And, despite knowing you're not the finished article, these feelings can have a crippling effect.
Some of my...
In processing too much information we limit our ability to perform at our best and increase the risk of decision fatigue. This is why finding ways to avoid brain overload is key to our effectiveness.
Each day we’re faced with making thousands of decisions. Some are mundane, like what cereal to have, while others are more serious. For example, whether to sell our home or undergo surgery.
Decision making is also taxing on our working memory. That is, our ability to hold, process and use new information to guide our behaviour (Hall & Jarrold, 2015).
Similarly, as we use our decision making muscles, our ability to self-regulate and make sound choices reduces. This results in an...
Reviewing your wellbeing is good for your health. Learning what affects you is also helpful for making decisions about any improvements needed to take better care of yourself.
Management expert, Peter Drucker, stated:
“If you can’t measure it, you can’t improve it.”
For high achievers, I believe this maxim applies to performance and wellbeing. So, just as tracking your habits can help you achieve more, mood tracking is worth consideration as a method for analysing and improving your wellbeing.
In addition to feelings, the terms emotion and mood are often used interchangeably to describe a state of...
Fear can be crippling. It has the potential to stunt growth, limit progress, and derail dreams and ambitions. It’s also real and more common than many care to admit.
Not only is it real, it looks different and shows up in our lives in different ways. For some it hides behind perfectionism, for others, it becomes more evident in their procrastination.
In some cases, fear can have physical effects; tightness in the chest, fatigue or ongoing illness. In other instances it can lead to unhealthy or destructive behaviours, like alcoholism or overworking.
Whatever your relationship with fear, or however it shows up for you, here are three helpful strategies you can use to...
Dave, a twenty-something professional that I've worked with for some time now, lives with social anxiety but is learning to overcome it - one day at a time!
From the outside he appears calm. To his work colleagues reasonably composed and confident. But to his closest friends and partner, Dave's anxiety has been, on occasion, a disruption.
Take for example his partner changing plans for a day trip at the last minute because he was anxious of being alone until evening. Or, his friends being unable to enjoy an evening out, as a result of him having a panic attack at the thought of being around a crowd.
But Dave's story isn't uncommon. Though anxiety...
Stress is an all too familiar struggle for most people. So much so, that it can easily become viewed as something we just need to learn to deal with. To get on with. To live with!
But it doesn't have to be that way. In fact, with a little thought and a commitment to regularly practicing some simple techniques, we can learn to keep a good handle on the stressors we face in life.
Now, let me be clear; there's no silver bullet that will eradicate stress from your life forever. And this is because stress is a natural response to situations your brain views as being a threat to your safety.

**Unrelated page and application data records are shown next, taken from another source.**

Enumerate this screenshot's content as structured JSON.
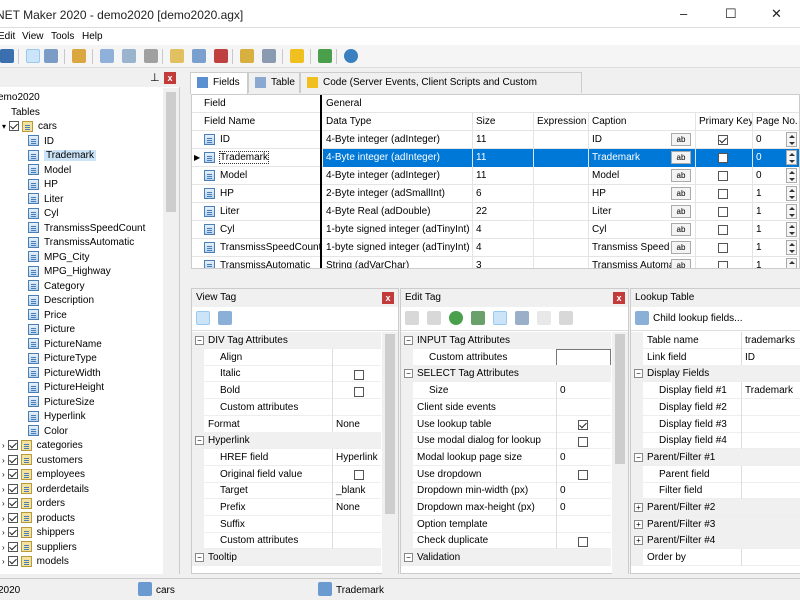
{
  "window": {
    "title": "NET Maker 2020 - demo2020 [demo2020.agx]",
    "minimize": "–",
    "maximize": "☐",
    "close": "✕"
  },
  "menu": [
    "Edit",
    "View",
    "Tools",
    "Help"
  ],
  "tree": {
    "root": "emo2020",
    "tables": "Tables",
    "cars": "cars",
    "fields": [
      "ID",
      "Trademark",
      "Model",
      "HP",
      "Liter",
      "Cyl",
      "TransmissSpeedCount",
      "TransmissAutomatic",
      "MPG_City",
      "MPG_Highway",
      "Category",
      "Description",
      "Price",
      "Picture",
      "PictureName",
      "PictureType",
      "PictureWidth",
      "PictureHeight",
      "PictureSize",
      "Hyperlink",
      "Color"
    ],
    "others": [
      "categories",
      "customers",
      "employees",
      "orderdetails",
      "orders",
      "products",
      "shippers",
      "suppliers",
      "models"
    ]
  },
  "tabs": [
    "Fields",
    "Table",
    "Code (Server Events, Client Scripts and Custom Templates)"
  ],
  "grid": {
    "header_top": [
      "Field",
      "General"
    ],
    "headers": [
      "Field Name",
      "Data Type",
      "Size",
      "Expression",
      "Caption",
      "Primary Key",
      "Page No."
    ],
    "rows": [
      {
        "name": "ID",
        "type": "4-Byte integer (adInteger)",
        "size": "11",
        "caption": "ID",
        "pk": true,
        "page": "0"
      },
      {
        "name": "Trademark",
        "type": "4-Byte integer (adInteger)",
        "size": "11",
        "caption": "Trademark",
        "pk": false,
        "page": "0"
      },
      {
        "name": "Model",
        "type": "4-Byte integer (adInteger)",
        "size": "11",
        "caption": "Model",
        "pk": false,
        "page": "0"
      },
      {
        "name": "HP",
        "type": "2-Byte integer (adSmallInt)",
        "size": "6",
        "caption": "HP",
        "pk": false,
        "page": "1"
      },
      {
        "name": "Liter",
        "type": "4-Byte Real (adDouble)",
        "size": "22",
        "caption": "Liter",
        "pk": false,
        "page": "1"
      },
      {
        "name": "Cyl",
        "type": "1-byte signed integer (adTinyInt)",
        "size": "4",
        "caption": "Cyl",
        "pk": false,
        "page": "1"
      },
      {
        "name": "TransmissSpeedCount",
        "type": "1-byte signed integer (adTinyInt)",
        "size": "4",
        "caption": "Transmiss Speed Co",
        "pk": false,
        "page": "1"
      },
      {
        "name": "TransmissAutomatic",
        "type": "String (adVarChar)",
        "size": "3",
        "caption": "Transmiss Automati",
        "pk": false,
        "page": "1"
      }
    ],
    "caption_btn": "ab"
  },
  "view_tag": {
    "title": "View Tag",
    "rows": [
      {
        "type": "cat",
        "k": "DIV Tag Attributes"
      },
      {
        "k": "Align",
        "v": ""
      },
      {
        "k": "Italic",
        "cb": false
      },
      {
        "k": "Bold",
        "cb": false
      },
      {
        "k": "Custom attributes",
        "v": ""
      },
      {
        "type": "top",
        "k": "Format",
        "v": "None"
      },
      {
        "type": "cat",
        "k": "Hyperlink"
      },
      {
        "k": "HREF field",
        "v": "Hyperlink"
      },
      {
        "k": "Original field value",
        "cb": false
      },
      {
        "k": "Target",
        "v": "_blank"
      },
      {
        "k": "Prefix",
        "v": "None"
      },
      {
        "k": "Suffix",
        "v": ""
      },
      {
        "k": "Custom attributes",
        "v": ""
      },
      {
        "type": "cat",
        "k": "Tooltip"
      }
    ]
  },
  "edit_tag": {
    "title": "Edit Tag",
    "rows": [
      {
        "type": "cat",
        "k": "INPUT Tag Attributes"
      },
      {
        "k": "Custom attributes",
        "v": ""
      },
      {
        "type": "cat",
        "k": "SELECT Tag Attributes"
      },
      {
        "k": "Size",
        "v": "0"
      },
      {
        "type": "top",
        "k": "Client side events",
        "v": ""
      },
      {
        "type": "top",
        "k": "Use lookup table",
        "cb": true
      },
      {
        "type": "top",
        "k": "Use modal dialog for lookup",
        "cb": false
      },
      {
        "type": "top",
        "k": "Modal lookup page size",
        "v": "0"
      },
      {
        "type": "top",
        "k": "Use dropdown",
        "cb": false
      },
      {
        "type": "top",
        "k": "Dropdown min-width (px)",
        "v": "0"
      },
      {
        "type": "top",
        "k": "Dropdown max-height (px)",
        "v": "0"
      },
      {
        "type": "top",
        "k": "Option template",
        "v": ""
      },
      {
        "type": "top",
        "k": "Check duplicate",
        "cb": false
      },
      {
        "type": "cat",
        "k": "Validation"
      }
    ]
  },
  "lookup": {
    "title": "Lookup Table",
    "child_btn": "Child lookup fields...",
    "rows": [
      {
        "type": "top",
        "k": "Table name",
        "v": "trademarks"
      },
      {
        "type": "top",
        "k": "Link field",
        "v": "ID"
      },
      {
        "type": "cat",
        "k": "Display Fields",
        "sign": "−"
      },
      {
        "k": "Display field #1",
        "v": "Trademark"
      },
      {
        "k": "Display field #2",
        "v": ""
      },
      {
        "k": "Display field #3",
        "v": ""
      },
      {
        "k": "Display field #4",
        "v": ""
      },
      {
        "type": "cat",
        "k": "Parent/Filter #1",
        "sign": "−"
      },
      {
        "k": "Parent field",
        "v": ""
      },
      {
        "k": "Filter field",
        "v": ""
      },
      {
        "type": "cat",
        "k": "Parent/Filter #2",
        "sign": "+"
      },
      {
        "type": "cat",
        "k": "Parent/Filter #3",
        "sign": "+"
      },
      {
        "type": "cat",
        "k": "Parent/Filter #4",
        "sign": "+"
      },
      {
        "type": "top",
        "k": "Order by",
        "v": ""
      }
    ]
  },
  "status": {
    "left": "2020",
    "table": "cars",
    "field": "Trademark"
  }
}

And this is actually a good thing, as it can serve to keep you from danger, keep you...
A High Performance Mindset is a way of using your mind to find, be, and do your best. It's about harnessing a healthy way of making sense of your inner world, and organising your outer world for maximum impact.
For this reason, developing a HPM involves getting a better understanding of your values and beliefs, and making improvements to your thoughts and actions, so they align with your goals.
But more than this, a HPM seeks to develop mastery. Put differently, rather than achieving a goal in itself, it's an approach which gives emphasis, and places value, on process.
It's also one which, with practice, can be developed by...